EULESS, Texas (BP)–The old television programs bring back fond memories. Many seemed harmless enough, although they dealt with serious matters. In the 1950s the “Honeymooners” often made comedy out of conflict in the home.
It seemed harmless then, but today Jerry Springer makes entertainment out of conflict in the home — and people should cry. Conflict in the home is a reality that isn’t really funny or entertaining. It is serious. It can be very painful, hurtful and divisive. And many times the conflict arises simply from what we say to each other and how we say it. To avoid that we must get with it and learn how to successfully control what we say to each other.
James gives us simple and powerful guidance for how to make our communication in the home helpful rather than hurtful (James 1:19).
First, we are to be eager to listen. This is one of the most effective techniques for building a positive environment in the home. Better listeners understand better. When you become a better listener, you not only “hear” what the other person is saying, you can “catch” the feeling behind the words.
How can we be a better listener? First, practice the art of concentration. I know this can be a challenge for me. Often I can become so focused on what I am doing that I listen casually. When I do, I communicate disinterest and can miss the real meaning behind what is said to me. So, listen with the intention to hear, understand and feel with the family member. James said, “Be eager to hear.” Good advice.

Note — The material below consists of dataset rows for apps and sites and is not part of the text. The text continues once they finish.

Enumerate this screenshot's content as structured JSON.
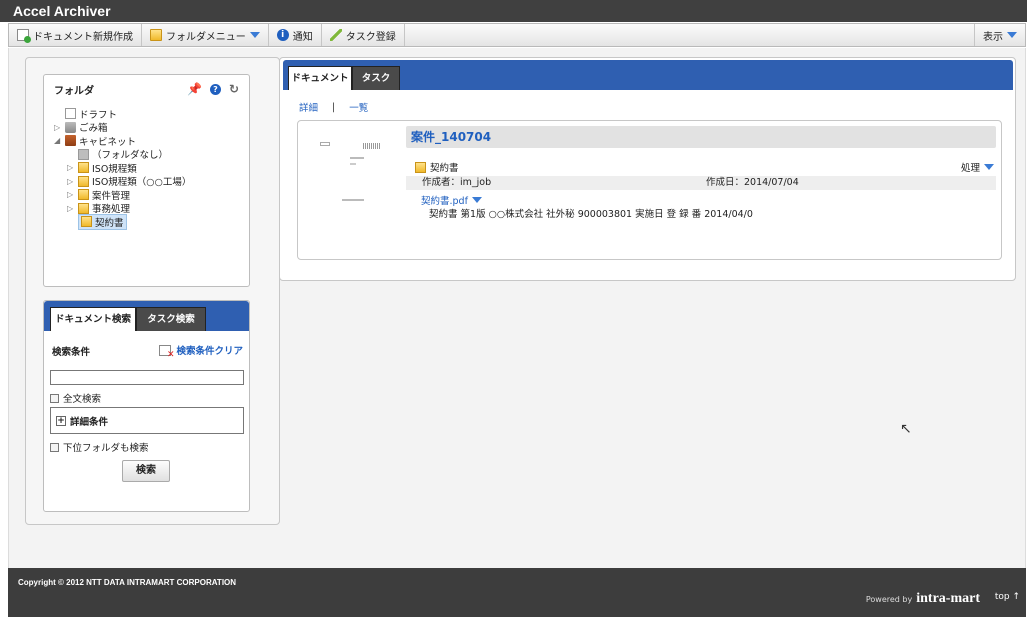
{
  "app": {
    "title": "Accel Archiver"
  },
  "toolbar": {
    "new_document": "ドキュメント新規作成",
    "folder_menu": "フォルダメニュー",
    "notify": "通知",
    "task_register": "タスク登録",
    "view": "表示"
  },
  "folder_panel": {
    "title": "フォルダ",
    "tree": [
      {
        "label": "ドラフト"
      },
      {
        "label": "ごみ箱"
      },
      {
        "label": "キャビネット"
      },
      {
        "label": "（フォルダなし）"
      },
      {
        "label": "ISO規程類"
      },
      {
        "label": "ISO規程類（○○工場）"
      },
      {
        "label": "案件管理"
      },
      {
        "label": "事務処理"
      },
      {
        "label": "契約書"
      }
    ]
  },
  "search_panel": {
    "tabs": [
      "ドキュメント検索",
      "タスク検索"
    ],
    "condition_label": "検索条件",
    "clear_label": "検索条件クリア",
    "input_value": "",
    "fulltext_label": "全文検索",
    "detail_label": "詳細条件",
    "subfolder_label": "下位フォルダも検索",
    "search_button": "検索"
  },
  "content": {
    "tabs": [
      "ドキュメント",
      "タスク"
    ],
    "view_links": [
      "詳細",
      "一覧"
    ],
    "document": {
      "title": "案件_140704",
      "folder": "契約書",
      "action": "処理",
      "author": "作成者：im_job",
      "created": "作成日：2014/07/04",
      "file": "契約書.pdf",
      "description": "契約書 第1版 ○○株式会社 社外秘 900003801 実施日 登 録 番 2014/04/0"
    }
  },
  "footer": {
    "copyright": "Copyright © 2012 NTT DATA INTRAMART CORPORATION",
    "powered_by": "Powered by",
    "brand": "intra-mart",
    "top": "top ↑"
  },
  "colors": {
    "accent": "#2f5fb1",
    "titlebar": "#404040",
    "footer": "#3d3d3d",
    "link": "#1f5fbf"
  }
}
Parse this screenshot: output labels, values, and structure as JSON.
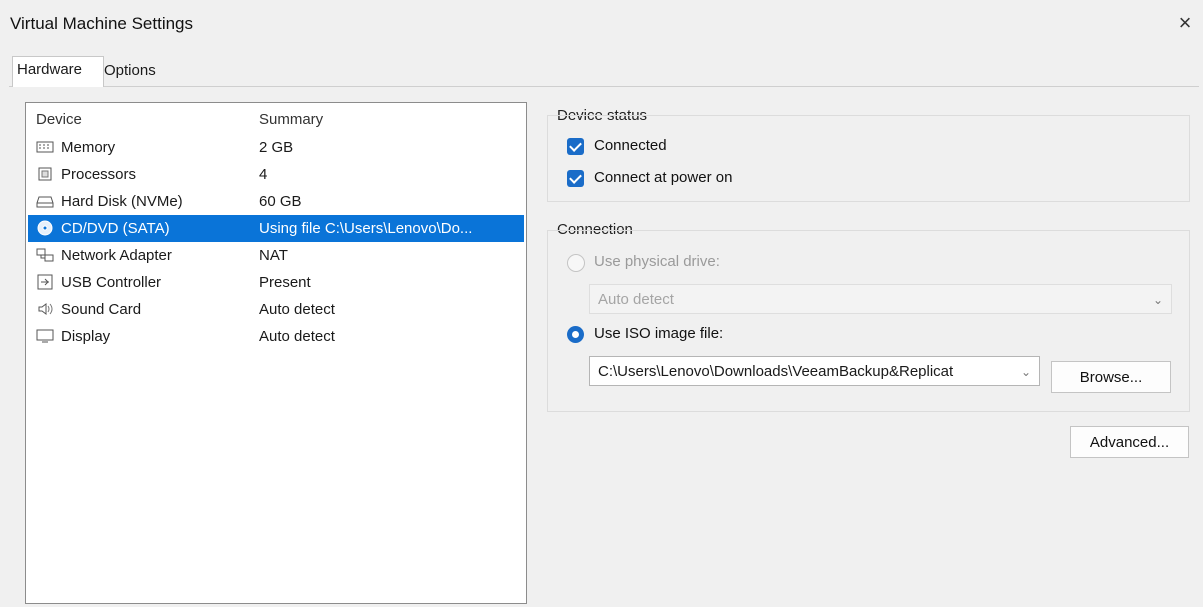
{
  "window": {
    "title": "Virtual Machine Settings",
    "close_glyph": "×"
  },
  "tabs": [
    {
      "label": "Hardware",
      "active": true
    },
    {
      "label": "Options",
      "active": false
    }
  ],
  "device_list": {
    "headers": {
      "device": "Device",
      "summary": "Summary"
    },
    "rows": [
      {
        "device": "Memory",
        "summary": "2 GB",
        "icon": "memory-icon"
      },
      {
        "device": "Processors",
        "summary": "4",
        "icon": "processor-icon"
      },
      {
        "device": "Hard Disk (NVMe)",
        "summary": "60 GB",
        "icon": "hard-disk-icon"
      },
      {
        "device": "CD/DVD (SATA)",
        "summary": "Using file C:\\Users\\Lenovo\\Do...",
        "icon": "cd-dvd-icon",
        "selected": true
      },
      {
        "device": "Network Adapter",
        "summary": "NAT",
        "icon": "network-adapter-icon"
      },
      {
        "device": "USB Controller",
        "summary": "Present",
        "icon": "usb-controller-icon"
      },
      {
        "device": "Sound Card",
        "summary": "Auto detect",
        "icon": "speaker-icon"
      },
      {
        "device": "Display",
        "summary": "Auto detect",
        "icon": "monitor-icon"
      }
    ]
  },
  "device_status": {
    "title": "Device status",
    "connected": {
      "label": "Connected",
      "checked": true
    },
    "connect_at_power_on": {
      "label": "Connect at power on",
      "checked": true
    }
  },
  "connection": {
    "title": "Connection",
    "physical": {
      "label": "Use physical drive:",
      "selected": false,
      "enabled": false,
      "value": "Auto detect"
    },
    "iso": {
      "label": "Use ISO image file:",
      "selected": true,
      "value": "C:\\Users\\Lenovo\\Downloads\\VeeamBackup&Replicat"
    },
    "browse_label": "Browse..."
  },
  "advanced_label": "Advanced...",
  "colors": {
    "selection": "#0a74d8",
    "checkbox": "#1a6cc8"
  }
}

Second, we are to be careful what we say. Our tongues are small parts of the body but they are powerful. James compared it to a bit that controls the movements of a horse. He also compared it to a ship’s rudder. It, too, is small but controls the direction of the ship. So, the tongue is small, but it has a lot of power (James 3:5).
What we say has the power to be destructive or constructive. Our words can hurt and destroy. Or they can bless and build.
Adolph Hitler and Winston Churchill were separated by the English Channel. But the difference between them was so much greater than that. Both were powerful and influential speakers. But they did not use their abilities as speakers in the same way. Hitler used the power of his tongue to destroy. Churchill used the power of his tongue to bless.
So it is with each of us in the context of the family. It is our choice as to whether we will use our words to encourage and build others in our families or not. We can make the choice.
But the choice made is not a choice easily fulfilled. Why? Because of the power of the tongue. James warns that the tongue is unruly and not easily controlled. As a matter of fact he says it cannot be controlled by natural means. But the great news is our words can be controlled by the Holy Spirit of God. He guides us in what we say and how we say it as we surrender to Him each day. Then our words are used to build healthy, happy and holy environments in our homes where we can flourish according to God’s precious purpose for all of the family.
God gives us four simple suggestions that can help make what we say a blessing to others in our homes:
— Actively listen to each other with intention to hear what is said and what is meant.
— Avoid as much conflict as possible by being thoughtful and helpful in what is said.
— Give negative emotions to God through earnest prayer and consistent practice.
— Dedicate time to talk with each other about everything.
Claude Thomas, whose column appears each month in Baptist Press, is the former pastor of the Dallas-Fort Worth-area First Baptist Church in Euless.